It was another of those days where the crews slaved away about those rickety old vessels anchored just off the coast of the sandy island. Just such days as these the captains would pitch their crude tents to shield their sun-bleached bones from the scorching summer sun.
“Chuck,” says Davy Bones as they sat each across from a bottle of rum. “I do believe ye be leakin’ like a carrack.”
Old Chuck Farthing looked to his ribs, from whence the rum poured free. It may be true that they sat across from the bottle, and they drank like men dying of thirst, but that is not to say it went anywhere but the floor.
“Eh? I wish we had ‘un of them creat’res with the four legs,” says he to his friend.
Davy Bones snorted in loud and blew out from his nose with a disgruntled sound. “Be ye talkin’ about an elerphant?!”
“No Davy… One o’ them other kinds.
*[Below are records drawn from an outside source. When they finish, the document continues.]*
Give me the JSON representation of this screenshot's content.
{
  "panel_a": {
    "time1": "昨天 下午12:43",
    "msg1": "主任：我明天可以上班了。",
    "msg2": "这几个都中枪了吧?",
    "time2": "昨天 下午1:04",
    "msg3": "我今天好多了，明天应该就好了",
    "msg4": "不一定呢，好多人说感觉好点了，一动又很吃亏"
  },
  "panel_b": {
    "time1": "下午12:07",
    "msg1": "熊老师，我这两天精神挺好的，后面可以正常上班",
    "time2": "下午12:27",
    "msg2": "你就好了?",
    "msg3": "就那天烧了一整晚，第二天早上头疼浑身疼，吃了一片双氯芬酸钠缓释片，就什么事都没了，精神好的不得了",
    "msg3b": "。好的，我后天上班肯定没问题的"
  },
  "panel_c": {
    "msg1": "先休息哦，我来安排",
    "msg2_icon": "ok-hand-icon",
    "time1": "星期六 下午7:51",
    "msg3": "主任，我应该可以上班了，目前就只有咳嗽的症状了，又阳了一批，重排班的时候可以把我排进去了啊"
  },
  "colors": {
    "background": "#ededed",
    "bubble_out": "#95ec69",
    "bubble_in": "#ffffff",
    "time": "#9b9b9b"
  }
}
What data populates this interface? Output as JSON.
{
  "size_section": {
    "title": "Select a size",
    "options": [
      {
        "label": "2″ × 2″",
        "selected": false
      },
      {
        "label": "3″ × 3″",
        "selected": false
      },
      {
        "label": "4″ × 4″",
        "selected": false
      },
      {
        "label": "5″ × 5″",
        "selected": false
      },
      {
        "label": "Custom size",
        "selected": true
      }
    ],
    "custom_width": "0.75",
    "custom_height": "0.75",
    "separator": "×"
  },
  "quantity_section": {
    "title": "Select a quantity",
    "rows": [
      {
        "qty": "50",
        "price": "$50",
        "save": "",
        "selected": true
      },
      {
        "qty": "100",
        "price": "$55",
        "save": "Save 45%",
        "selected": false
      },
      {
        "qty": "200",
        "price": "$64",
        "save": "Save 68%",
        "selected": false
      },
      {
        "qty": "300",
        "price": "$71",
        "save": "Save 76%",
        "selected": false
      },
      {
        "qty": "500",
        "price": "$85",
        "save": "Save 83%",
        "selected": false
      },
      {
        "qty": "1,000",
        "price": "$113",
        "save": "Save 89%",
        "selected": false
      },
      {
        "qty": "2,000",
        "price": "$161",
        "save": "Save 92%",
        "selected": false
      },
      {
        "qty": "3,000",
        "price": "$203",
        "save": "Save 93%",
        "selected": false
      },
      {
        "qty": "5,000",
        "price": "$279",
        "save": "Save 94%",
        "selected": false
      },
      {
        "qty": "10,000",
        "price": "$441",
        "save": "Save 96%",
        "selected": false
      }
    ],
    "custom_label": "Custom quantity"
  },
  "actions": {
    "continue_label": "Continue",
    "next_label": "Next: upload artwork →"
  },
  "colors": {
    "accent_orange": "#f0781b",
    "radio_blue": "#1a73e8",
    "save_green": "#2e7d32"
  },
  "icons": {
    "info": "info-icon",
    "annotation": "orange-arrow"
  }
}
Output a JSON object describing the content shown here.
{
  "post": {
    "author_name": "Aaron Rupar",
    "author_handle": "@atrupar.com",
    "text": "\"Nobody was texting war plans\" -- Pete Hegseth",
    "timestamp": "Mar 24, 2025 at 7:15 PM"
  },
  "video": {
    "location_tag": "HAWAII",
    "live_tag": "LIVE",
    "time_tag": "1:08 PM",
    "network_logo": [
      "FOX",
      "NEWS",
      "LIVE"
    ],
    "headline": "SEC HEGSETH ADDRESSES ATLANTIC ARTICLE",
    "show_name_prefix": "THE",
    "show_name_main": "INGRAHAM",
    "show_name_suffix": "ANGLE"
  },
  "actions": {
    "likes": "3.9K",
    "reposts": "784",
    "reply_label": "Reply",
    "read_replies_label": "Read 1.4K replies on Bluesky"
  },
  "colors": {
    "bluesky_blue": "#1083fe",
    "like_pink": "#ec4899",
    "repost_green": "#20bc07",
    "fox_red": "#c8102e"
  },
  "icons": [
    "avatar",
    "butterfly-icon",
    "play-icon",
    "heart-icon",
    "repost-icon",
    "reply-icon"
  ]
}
Smaller.”
Chuck scratched his beard. “Me aunt? What’s that got to do with…” He fell back and snored loudly.
His friend remained awake though, at least to the eye he seemed so. His brain had fallen asleep a long time past and was yet to wake up for more than the occasional trip to the bushes when nature called. Which it never did, but he’d of swore it did sometimes.
“What we really need is a dog,” Davy said, nodding like the wind blew his skull back and forth. “Aye, Bill me mate, a dog be man’s best friend. He eats all the food ye sp’lls, he barks to let ye know when someone comes to steal yer booty, and he buries bones all the time.”
Chuck Farthing rolled on his face and snored with sand in his jawbones. Davy picked up the bottle and slammed it against his skull. “Wha- Who happened? What got itt?”
“Oh, nobody. Ye was snoring. Thought I’d wake ye.”
“Never met him.”
“Me neither. Anyhow, I was just saying how a dog is a man’s worst enemy. He steals yer rations all the time, he yaps to scare the daylights out o’ ye, and he tears yer bones apart and buries them in a cruel sort o’ way. Plus dogs is stupid beasts.”
The two skeletons sat and nodded at that sound truth. They nodded for the whole of an hour while their ships were accidentally set ablaze outside. They nodded until they forgot why they nodded. “Want a drink, Chuck?”
“Would I ever, Davy.”
He took the bottle and had a drain of rum, before it drained through his ribs. Both skeletons stared. Chuck said, “We need one o’ them creat’res with the four legs.”
“No, a mop.”
“Oh, aye. Dogs be a man’s best friend, ye know.”